• **Description of the task**
Given the records that follow, return each one verbatim.

• **Source material**
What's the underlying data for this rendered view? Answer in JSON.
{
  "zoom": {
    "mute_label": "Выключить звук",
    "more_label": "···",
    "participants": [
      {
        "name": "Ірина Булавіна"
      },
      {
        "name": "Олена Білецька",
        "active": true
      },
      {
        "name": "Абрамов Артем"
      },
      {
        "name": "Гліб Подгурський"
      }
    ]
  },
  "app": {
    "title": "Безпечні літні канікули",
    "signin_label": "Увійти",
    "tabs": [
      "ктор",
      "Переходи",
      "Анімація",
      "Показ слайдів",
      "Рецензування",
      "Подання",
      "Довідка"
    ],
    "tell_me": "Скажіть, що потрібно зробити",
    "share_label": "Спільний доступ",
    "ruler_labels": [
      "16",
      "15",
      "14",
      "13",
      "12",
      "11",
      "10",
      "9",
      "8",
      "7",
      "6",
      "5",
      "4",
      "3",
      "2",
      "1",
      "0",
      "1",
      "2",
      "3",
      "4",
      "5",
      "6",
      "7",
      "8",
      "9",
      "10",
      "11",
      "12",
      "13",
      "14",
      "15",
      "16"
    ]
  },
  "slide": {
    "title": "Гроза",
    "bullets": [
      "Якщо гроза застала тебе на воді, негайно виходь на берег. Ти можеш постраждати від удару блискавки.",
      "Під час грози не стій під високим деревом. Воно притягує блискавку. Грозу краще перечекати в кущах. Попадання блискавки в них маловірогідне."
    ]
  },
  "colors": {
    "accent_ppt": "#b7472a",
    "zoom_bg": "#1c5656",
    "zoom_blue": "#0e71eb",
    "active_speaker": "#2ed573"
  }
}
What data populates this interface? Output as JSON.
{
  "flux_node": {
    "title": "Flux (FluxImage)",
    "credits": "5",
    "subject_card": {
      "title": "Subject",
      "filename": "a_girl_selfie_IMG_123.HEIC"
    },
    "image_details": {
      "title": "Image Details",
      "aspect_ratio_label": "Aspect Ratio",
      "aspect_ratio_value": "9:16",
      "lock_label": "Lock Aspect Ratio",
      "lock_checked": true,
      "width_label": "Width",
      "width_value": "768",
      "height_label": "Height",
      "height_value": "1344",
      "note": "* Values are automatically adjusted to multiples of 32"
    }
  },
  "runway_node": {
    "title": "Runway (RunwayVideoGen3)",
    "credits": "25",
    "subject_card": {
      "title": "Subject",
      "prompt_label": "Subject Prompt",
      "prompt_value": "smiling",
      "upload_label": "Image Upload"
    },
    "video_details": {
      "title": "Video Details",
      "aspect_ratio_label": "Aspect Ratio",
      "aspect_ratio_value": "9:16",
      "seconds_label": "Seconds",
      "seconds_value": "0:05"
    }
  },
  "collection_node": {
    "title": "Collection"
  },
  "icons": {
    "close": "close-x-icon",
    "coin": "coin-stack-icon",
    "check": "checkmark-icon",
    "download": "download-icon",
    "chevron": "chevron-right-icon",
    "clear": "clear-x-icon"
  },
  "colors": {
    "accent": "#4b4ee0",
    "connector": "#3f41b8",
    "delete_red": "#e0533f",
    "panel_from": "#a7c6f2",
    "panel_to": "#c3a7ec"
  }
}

• **Problem solution**
What's the underlying data for this rendered view? Answer in JSON.
{
  "zoom": {
    "mute_label": "Выключить звук",
    "more_label": "···",
    "participants": [
      {
        "name": "Ірина Булавіна"
      },
      {
        "name": "Олена Білецька",
        "active": true
      },
      {
        "name": "Абрамов Артем"
      },
      {
        "name": "Гліб Подгурський"
      }
    ]
  },
  "app": {
    "title": "Безпечні літні канікули",
    "signin_label": "Увійти",
    "tabs": [
      "ктор",
      "Переходи",
      "Анімація",
      "Показ слайдів",
      "Рецензування",
      "Подання",
      "Довідка"
    ],
    "tell_me": "Скажіть, що потрібно зробити",
    "share_label": "Спільний доступ",
    "ruler_labels": [
      "16",
      "15",
      "14",
      "13",
      "12",
      "11",
      "10",
      "9",
      "8",
      "7",
      "6",
      "5",
      "4",
      "3",
      "2",
      "1",
      "0",
      "1",
      "2",
      "3",
      "4",
      "5",
      "6",
      "7",
      "8",
      "9",
      "10",
      "11",
      "12",
      "13",
      "14",
      "15",
      "16"
    ]
  },
  "slide": {
    "title": "Гроза",
    "bullets": [
      "Якщо гроза застала тебе на воді, негайно виходь на берег. Ти можеш постраждати від удару блискавки.",
      "Під час грози не стій під високим деревом. Воно притягує блискавку. Грозу краще перечекати в кущах. Попадання блискавки в них маловірогідне."
    ]
  },
  "colors": {
    "accent_ppt": "#b7472a",
    "zoom_bg": "#1c5656",
    "zoom_blue": "#0e71eb",
    "active_speaker": "#2ed573"
  }
}
What data populates this interface? Output as JSON.
{
  "flux_node": {
    "title": "Flux (FluxImage)",
    "credits": "5",
    "subject_card": {
      "title": "Subject",
      "filename": "a_girl_selfie_IMG_123.HEIC"
    },
    "image_details": {
      "title": "Image Details",
      "aspect_ratio_label": "Aspect Ratio",
      "aspect_ratio_value": "9:16",
      "lock_label": "Lock Aspect Ratio",
      "lock_checked": true,
      "width_label": "Width",
      "width_value": "768",
      "height_label": "Height",
      "height_value": "1344",
      "note": "* Values are automatically adjusted to multiples of 32"
    }
  },
  "runway_node": {
    "title": "Runway (RunwayVideoGen3)",
    "credits": "25",
    "subject_card": {
      "title": "Subject",
      "prompt_label": "Subject Prompt",
      "prompt_value": "smiling",
      "upload_label": "Image Upload"
    },
    "video_details": {
      "title": "Video Details",
      "aspect_ratio_label": "Aspect Ratio",
      "aspect_ratio_value": "9:16",
      "seconds_label": "Seconds",
      "seconds_value": "0:05"
    }
  },
  "collection_node": {
    "title": "Collection"
  },
  "icons": {
    "close": "close-x-icon",
    "coin": "coin-stack-icon",
    "check": "checkmark-icon",
    "download": "download-icon",
    "chevron": "chevron-right-icon",
    "clear": "clear-x-icon"
  },
  "colors": {
    "accent": "#4b4ee0",
    "connector": "#3f41b8",
    "delete_red": "#e0533f",
    "panel_from": "#a7c6f2",
    "panel_to": "#c3a7ec"
  }
}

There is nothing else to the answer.